■ What you will do ■
Every record that follows must be returned word for word.

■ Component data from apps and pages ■

*****

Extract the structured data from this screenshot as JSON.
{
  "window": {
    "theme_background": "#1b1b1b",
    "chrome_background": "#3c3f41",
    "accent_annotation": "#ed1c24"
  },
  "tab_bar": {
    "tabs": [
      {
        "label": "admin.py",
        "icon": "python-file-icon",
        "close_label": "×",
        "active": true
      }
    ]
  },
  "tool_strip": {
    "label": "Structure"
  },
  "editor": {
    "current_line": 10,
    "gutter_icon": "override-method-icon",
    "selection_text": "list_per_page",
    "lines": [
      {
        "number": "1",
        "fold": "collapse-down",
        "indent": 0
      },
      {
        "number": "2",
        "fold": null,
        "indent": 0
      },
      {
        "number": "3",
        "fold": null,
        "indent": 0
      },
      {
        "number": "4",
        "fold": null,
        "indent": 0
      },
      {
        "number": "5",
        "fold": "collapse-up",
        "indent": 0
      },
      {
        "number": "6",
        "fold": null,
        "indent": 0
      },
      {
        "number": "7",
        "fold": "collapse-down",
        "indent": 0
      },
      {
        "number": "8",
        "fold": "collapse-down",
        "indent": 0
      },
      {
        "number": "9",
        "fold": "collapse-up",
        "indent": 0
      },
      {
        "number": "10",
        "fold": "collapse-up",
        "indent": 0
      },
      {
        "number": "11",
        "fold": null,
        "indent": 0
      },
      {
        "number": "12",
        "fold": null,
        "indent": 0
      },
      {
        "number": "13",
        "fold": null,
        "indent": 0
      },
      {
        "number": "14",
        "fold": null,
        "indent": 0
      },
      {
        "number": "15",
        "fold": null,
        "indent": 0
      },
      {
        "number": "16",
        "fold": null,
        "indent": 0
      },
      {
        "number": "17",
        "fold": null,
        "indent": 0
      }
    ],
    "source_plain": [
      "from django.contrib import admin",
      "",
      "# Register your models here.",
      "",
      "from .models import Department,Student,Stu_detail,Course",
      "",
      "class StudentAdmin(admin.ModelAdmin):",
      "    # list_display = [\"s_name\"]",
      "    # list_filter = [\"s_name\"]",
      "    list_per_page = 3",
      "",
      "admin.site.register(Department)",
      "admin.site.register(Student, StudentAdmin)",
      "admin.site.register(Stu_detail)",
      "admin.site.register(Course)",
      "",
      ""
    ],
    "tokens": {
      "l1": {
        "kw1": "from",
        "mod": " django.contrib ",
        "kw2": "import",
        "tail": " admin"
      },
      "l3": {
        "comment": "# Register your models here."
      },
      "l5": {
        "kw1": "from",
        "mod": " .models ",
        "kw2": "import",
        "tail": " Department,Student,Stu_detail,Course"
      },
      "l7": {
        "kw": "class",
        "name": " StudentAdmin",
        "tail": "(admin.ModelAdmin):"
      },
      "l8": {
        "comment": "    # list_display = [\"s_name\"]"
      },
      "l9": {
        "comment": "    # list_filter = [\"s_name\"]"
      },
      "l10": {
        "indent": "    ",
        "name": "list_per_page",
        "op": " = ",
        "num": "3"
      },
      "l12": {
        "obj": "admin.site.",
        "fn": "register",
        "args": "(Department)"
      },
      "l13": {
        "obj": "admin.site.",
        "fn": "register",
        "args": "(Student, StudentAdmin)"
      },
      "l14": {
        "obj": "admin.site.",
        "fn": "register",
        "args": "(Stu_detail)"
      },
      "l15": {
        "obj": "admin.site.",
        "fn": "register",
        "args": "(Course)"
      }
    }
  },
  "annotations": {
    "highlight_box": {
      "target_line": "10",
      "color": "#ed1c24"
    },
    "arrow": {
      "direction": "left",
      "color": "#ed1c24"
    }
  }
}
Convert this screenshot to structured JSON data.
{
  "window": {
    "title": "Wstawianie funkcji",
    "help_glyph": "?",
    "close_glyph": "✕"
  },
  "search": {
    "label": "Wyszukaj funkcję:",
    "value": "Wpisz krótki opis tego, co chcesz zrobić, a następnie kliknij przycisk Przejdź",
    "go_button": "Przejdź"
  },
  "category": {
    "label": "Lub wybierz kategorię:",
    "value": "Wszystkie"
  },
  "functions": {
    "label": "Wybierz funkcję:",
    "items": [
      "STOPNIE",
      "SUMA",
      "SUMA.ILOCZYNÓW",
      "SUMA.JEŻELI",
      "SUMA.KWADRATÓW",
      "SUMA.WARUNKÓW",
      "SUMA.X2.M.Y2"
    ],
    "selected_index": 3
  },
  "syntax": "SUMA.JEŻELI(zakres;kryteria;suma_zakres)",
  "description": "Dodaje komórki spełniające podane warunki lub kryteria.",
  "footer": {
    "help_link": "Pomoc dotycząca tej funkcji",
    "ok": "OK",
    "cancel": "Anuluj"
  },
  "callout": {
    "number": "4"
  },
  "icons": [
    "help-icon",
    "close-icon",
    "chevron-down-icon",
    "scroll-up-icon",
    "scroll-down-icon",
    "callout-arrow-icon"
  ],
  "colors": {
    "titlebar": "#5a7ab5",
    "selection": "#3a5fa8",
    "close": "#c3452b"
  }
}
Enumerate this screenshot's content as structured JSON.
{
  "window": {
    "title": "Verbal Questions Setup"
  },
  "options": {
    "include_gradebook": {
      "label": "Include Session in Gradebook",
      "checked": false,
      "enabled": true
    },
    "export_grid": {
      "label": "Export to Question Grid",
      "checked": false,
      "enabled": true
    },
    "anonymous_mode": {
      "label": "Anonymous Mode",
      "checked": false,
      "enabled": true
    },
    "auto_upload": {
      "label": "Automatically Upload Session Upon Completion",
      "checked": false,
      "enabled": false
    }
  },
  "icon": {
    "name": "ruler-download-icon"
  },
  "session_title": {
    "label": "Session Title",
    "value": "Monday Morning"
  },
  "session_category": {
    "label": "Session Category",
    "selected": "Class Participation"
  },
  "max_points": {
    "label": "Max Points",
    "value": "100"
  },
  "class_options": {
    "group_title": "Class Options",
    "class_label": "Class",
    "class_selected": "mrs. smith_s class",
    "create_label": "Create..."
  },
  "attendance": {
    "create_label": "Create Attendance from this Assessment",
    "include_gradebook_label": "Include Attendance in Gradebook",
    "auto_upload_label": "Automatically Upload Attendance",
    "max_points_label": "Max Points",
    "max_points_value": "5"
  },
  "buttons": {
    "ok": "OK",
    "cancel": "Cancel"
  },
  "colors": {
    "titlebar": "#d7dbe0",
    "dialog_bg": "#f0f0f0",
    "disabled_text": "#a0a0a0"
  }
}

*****

■ Exercise result ■
Extract the structured data from this screenshot as JSON.
{
  "window": {
    "theme_background": "#1b1b1b",
    "chrome_background": "#3c3f41",
    "accent_annotation": "#ed1c24"
  },
  "tab_bar": {
    "tabs": [
      {
        "label": "admin.py",
        "icon": "python-file-icon",
        "close_label": "×",
        "active": true
      }
    ]
  },
  "tool_strip": {
    "label": "Structure"
  },
  "editor": {
    "current_line": 10,
    "gutter_icon": "override-method-icon",
    "selection_text": "list_per_page",
    "lines": [
      {
        "number": "1",
        "fold": "collapse-down",
        "indent": 0
      },
      {
        "number": "2",
        "fold": null,
        "indent": 0
      },
      {
        "number": "3",
        "fold": null,
        "indent": 0
      },
      {
        "number": "4",
        "fold": null,
        "indent": 0
      },
      {
        "number": "5",
        "fold": "collapse-up",
        "indent": 0
      },
      {
        "number": "6",
        "fold": null,
        "indent": 0
      },
      {
        "number": "7",
        "fold": "collapse-down",
        "indent": 0
      },
      {
        "number": "8",
        "fold": "collapse-down",
        "indent": 0
      },
      {
        "number": "9",
        "fold": "collapse-up",
        "indent": 0
      },
      {
        "number": "10",
        "fold": "collapse-up",
        "indent": 0
      },
      {
        "number": "11",
        "fold": null,
        "indent": 0
      },
      {
        "number": "12",
        "fold": null,
        "indent": 0
      },
      {
        "number": "13",
        "fold": null,
        "indent": 0
      },
      {
        "number": "14",
        "fold": null,
        "indent": 0
      },
      {
        "number": "15",
        "fold": null,
        "indent": 0
      },
      {
        "number": "16",
        "fold": null,
        "indent": 0
      },
      {
        "number": "17",
        "fold": null,
        "indent": 0
      }
    ],
    "source_plain": [
      "from django.contrib import admin",
      "",
      "# Register your models here.",
      "",
      "from .models import Department,Student,Stu_detail,Course",
      "",
      "class StudentAdmin(admin.ModelAdmin):",
      "    # list_display = [\"s_name\"]",
      "    # list_filter = [\"s_name\"]",
      "    list_per_page = 3",
      "",
      "admin.site.register(Department)",
      "admin.site.register(Student, StudentAdmin)",
      "admin.site.register(Stu_detail)",
      "admin.site.register(Course)",
      "",
      ""
    ],
    "tokens": {
      "l1": {
        "kw1": "from",
        "mod": " django.contrib ",
        "kw2": "import",
        "tail": " admin"
      },
      "l3": {
        "comment": "# Register your models here."
      },
      "l5": {
        "kw1": "from",
        "mod": " .models ",
        "kw2": "import",
        "tail": " Department,Student,Stu_detail,Course"
      },
      "l7": {
        "kw": "class",
        "name": " StudentAdmin",
        "tail": "(admin.ModelAdmin):"
      },
      "l8": {
        "comment": "    # list_display = [\"s_name\"]"
      },
      "l9": {
        "comment": "    # list_filter = [\"s_name\"]"
      },
      "l10": {
        "indent": "    ",
        "name": "list_per_page",
        "op": " = ",
        "num": "3"
      },
      "l12": {
        "obj": "admin.site.",
        "fn": "register",
        "args": "(Department)"
      },
      "l13": {
        "obj": "admin.site.",
        "fn": "register",
        "args": "(Student, StudentAdmin)"
      },
      "l14": {
        "obj": "admin.site.",
        "fn": "register",
        "args": "(Stu_detail)"
      },
      "l15": {
        "obj": "admin.site.",
        "fn": "register",
        "args": "(Course)"
      }
    }
  },
  "annotations": {
    "highlight_box": {
      "target_line": "10",
      "color": "#ed1c24"
    },
    "arrow": {
      "direction": "left",
      "color": "#ed1c24"
    }
  }
}
Convert this screenshot to structured JSON data.
{
  "window": {
    "title": "Wstawianie funkcji",
    "help_glyph": "?",
    "close_glyph": "✕"
  },
  "search": {
    "label": "Wyszukaj funkcję:",
    "value": "Wpisz krótki opis tego, co chcesz zrobić, a następnie kliknij przycisk Przejdź",
    "go_button": "Przejdź"
  },
  "category": {
    "label": "Lub wybierz kategorię:",
    "value": "Wszystkie"
  },
  "functions": {
    "label": "Wybierz funkcję:",
    "items": [
      "STOPNIE",
      "SUMA",
      "SUMA.ILOCZYNÓW",
      "SUMA.JEŻELI",
      "SUMA.KWADRATÓW",
      "SUMA.WARUNKÓW",
      "SUMA.X2.M.Y2"
    ],
    "selected_index": 3
  },
  "syntax": "SUMA.JEŻELI(zakres;kryteria;suma_zakres)",
  "description": "Dodaje komórki spełniające podane warunki lub kryteria.",
  "footer": {
    "help_link": "Pomoc dotycząca tej funkcji",
    "ok": "OK",
    "cancel": "Anuluj"
  },
  "callout": {
    "number": "4"
  },
  "icons": [
    "help-icon",
    "close-icon",
    "chevron-down-icon",
    "scroll-up-icon",
    "scroll-down-icon",
    "callout-arrow-icon"
  ],
  "colors": {
    "titlebar": "#5a7ab5",
    "selection": "#3a5fa8",
    "close": "#c3452b"
  }
}
Enumerate this screenshot's content as structured JSON.
{
  "window": {
    "title": "Verbal Questions Setup"
  },
  "options": {
    "include_gradebook": {
      "label": "Include Session in Gradebook",
      "checked": false,
      "enabled": true
    },
    "export_grid": {
      "label": "Export to Question Grid",
      "checked": false,
      "enabled": true
    },
    "anonymous_mode": {
      "label": "Anonymous Mode",
      "checked": false,
      "enabled": true
    },
    "auto_upload": {
      "label": "Automatically Upload Session Upon Completion",
      "checked": false,
      "enabled": false
    }
  },
  "icon": {
    "name": "ruler-download-icon"
  },
  "session_title": {
    "label": "Session Title",
    "value": "Monday Morning"
  },
  "session_category": {
    "label": "Session Category",
    "selected": "Class Participation"
  },
  "max_points": {
    "label": "Max Points",
    "value": "100"
  },
  "class_options": {
    "group_title": "Class Options",
    "class_label": "Class",
    "class_selected": "mrs. smith_s class",
    "create_label": "Create..."
  },
  "attendance": {
    "create_label": "Create Attendance from this Assessment",
    "include_gradebook_label": "Include Attendance in Gradebook",
    "auto_upload_label": "Automatically Upload Attendance",
    "max_points_label": "Max Points",
    "max_points_value": "5"
  },
  "buttons": {
    "ok": "OK",
    "cancel": "Cancel"
  },
  "colors": {
    "titlebar": "#d7dbe0",
    "dialog_bg": "#f0f0f0",
    "disabled_text": "#a0a0a0"
  }
}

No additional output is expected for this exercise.